“By the way, I’ve also booked a weekend away by myself”. I waited for the outraged reaction but it eluded me.
“Alice, I only have one minute’s credit remaining. I’ll call you later.”
So, I had a day in which to compose an explanation of how, after having my haircut, I’d been inspired to spend a weekend in the South of France in August – totally and utterly alone. My opportunity came as I was dishing up the children’s dinner. I find it hilarious to shout out “Table 2 away” as chefs do in restaurants when plates are ready to be carried into the dining room. The children find it far less hilarious and so grumpily, they came into the kitchen to receive their dinner. I took the call from Hubby.

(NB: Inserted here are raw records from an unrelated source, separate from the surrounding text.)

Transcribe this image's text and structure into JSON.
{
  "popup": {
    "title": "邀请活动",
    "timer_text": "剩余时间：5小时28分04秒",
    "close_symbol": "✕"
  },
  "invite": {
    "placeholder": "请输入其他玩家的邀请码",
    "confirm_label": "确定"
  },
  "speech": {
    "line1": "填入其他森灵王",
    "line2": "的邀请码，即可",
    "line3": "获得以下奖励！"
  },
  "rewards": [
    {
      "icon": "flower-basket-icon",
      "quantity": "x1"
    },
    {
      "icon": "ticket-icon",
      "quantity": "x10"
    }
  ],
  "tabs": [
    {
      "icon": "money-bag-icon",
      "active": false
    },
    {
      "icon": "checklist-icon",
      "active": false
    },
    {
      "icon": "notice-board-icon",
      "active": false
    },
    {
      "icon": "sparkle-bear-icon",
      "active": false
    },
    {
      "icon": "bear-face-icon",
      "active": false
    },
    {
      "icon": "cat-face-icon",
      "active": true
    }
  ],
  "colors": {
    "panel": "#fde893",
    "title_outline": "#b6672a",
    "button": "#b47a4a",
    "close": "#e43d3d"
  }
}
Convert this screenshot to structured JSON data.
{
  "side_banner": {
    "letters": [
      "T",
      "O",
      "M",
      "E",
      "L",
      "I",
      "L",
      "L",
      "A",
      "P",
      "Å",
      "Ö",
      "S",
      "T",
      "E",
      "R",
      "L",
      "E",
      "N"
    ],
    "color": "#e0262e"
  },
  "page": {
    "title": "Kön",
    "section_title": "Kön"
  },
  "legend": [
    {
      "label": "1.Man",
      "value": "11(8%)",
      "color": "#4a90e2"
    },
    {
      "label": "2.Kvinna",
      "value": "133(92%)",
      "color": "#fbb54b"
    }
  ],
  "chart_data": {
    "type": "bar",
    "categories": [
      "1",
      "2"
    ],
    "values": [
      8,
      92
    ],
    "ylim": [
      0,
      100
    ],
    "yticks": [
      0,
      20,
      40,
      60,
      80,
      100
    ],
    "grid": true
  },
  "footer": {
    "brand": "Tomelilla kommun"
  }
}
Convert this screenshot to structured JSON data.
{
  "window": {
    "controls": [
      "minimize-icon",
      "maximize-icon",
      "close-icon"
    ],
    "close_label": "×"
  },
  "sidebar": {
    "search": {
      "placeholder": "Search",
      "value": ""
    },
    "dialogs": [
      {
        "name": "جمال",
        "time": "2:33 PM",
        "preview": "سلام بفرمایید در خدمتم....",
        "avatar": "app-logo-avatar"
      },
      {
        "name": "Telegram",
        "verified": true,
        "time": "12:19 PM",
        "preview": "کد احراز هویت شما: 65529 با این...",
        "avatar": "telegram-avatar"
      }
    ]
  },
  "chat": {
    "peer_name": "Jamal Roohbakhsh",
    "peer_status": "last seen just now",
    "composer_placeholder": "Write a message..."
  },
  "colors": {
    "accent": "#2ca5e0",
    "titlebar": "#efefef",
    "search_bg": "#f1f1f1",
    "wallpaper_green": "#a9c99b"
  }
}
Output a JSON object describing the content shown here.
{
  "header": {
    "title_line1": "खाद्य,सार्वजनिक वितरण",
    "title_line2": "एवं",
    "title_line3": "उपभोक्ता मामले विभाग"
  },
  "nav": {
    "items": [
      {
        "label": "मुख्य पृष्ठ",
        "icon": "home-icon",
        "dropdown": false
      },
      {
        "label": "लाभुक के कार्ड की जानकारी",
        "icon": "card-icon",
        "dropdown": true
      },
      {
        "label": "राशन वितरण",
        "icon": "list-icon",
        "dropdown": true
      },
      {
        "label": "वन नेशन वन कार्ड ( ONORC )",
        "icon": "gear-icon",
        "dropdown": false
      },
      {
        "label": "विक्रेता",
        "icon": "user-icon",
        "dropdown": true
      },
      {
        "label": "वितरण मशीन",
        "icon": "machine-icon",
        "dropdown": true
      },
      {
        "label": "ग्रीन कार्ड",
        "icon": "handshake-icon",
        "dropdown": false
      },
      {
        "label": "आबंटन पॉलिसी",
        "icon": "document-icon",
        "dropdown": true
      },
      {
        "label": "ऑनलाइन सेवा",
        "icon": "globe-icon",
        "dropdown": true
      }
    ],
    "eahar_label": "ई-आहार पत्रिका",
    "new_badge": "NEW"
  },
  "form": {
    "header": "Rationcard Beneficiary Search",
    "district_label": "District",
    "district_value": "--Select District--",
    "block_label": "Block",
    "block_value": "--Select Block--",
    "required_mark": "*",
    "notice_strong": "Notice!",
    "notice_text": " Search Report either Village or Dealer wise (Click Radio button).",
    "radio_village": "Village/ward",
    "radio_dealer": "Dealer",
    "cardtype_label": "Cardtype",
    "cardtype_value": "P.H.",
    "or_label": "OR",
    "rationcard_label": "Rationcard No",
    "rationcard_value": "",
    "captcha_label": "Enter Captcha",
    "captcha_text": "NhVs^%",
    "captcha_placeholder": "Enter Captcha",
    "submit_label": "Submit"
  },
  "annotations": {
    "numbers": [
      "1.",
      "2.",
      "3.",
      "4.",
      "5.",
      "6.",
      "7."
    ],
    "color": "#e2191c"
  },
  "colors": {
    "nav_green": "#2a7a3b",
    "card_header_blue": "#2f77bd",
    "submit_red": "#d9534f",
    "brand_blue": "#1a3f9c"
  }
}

“What did you say earlier?” Here we go. “Diana was cutting my hair and happened to mention that her father runs a B&B in Southern France with his friend. I looked at their website. It’s fantastic. I did something spontaneous. Booked a room for a weekend, and then booked a flight.” Attempting to soften the blow I added, “I got a flight back from Standsted to Newquay for 99p!” There was an ominous silence.
“Is this a Shirley Valentine moment?”
“Only if I don’t come back”. There was a pause. “You need a break. You could come too”.
“To France? In the middle of August? Ten euros for a bowl of fish soup?”
“Bouillabaisse”, I corrected.“Whatever. Nah, give me Cornwall any day”. So, this time I have.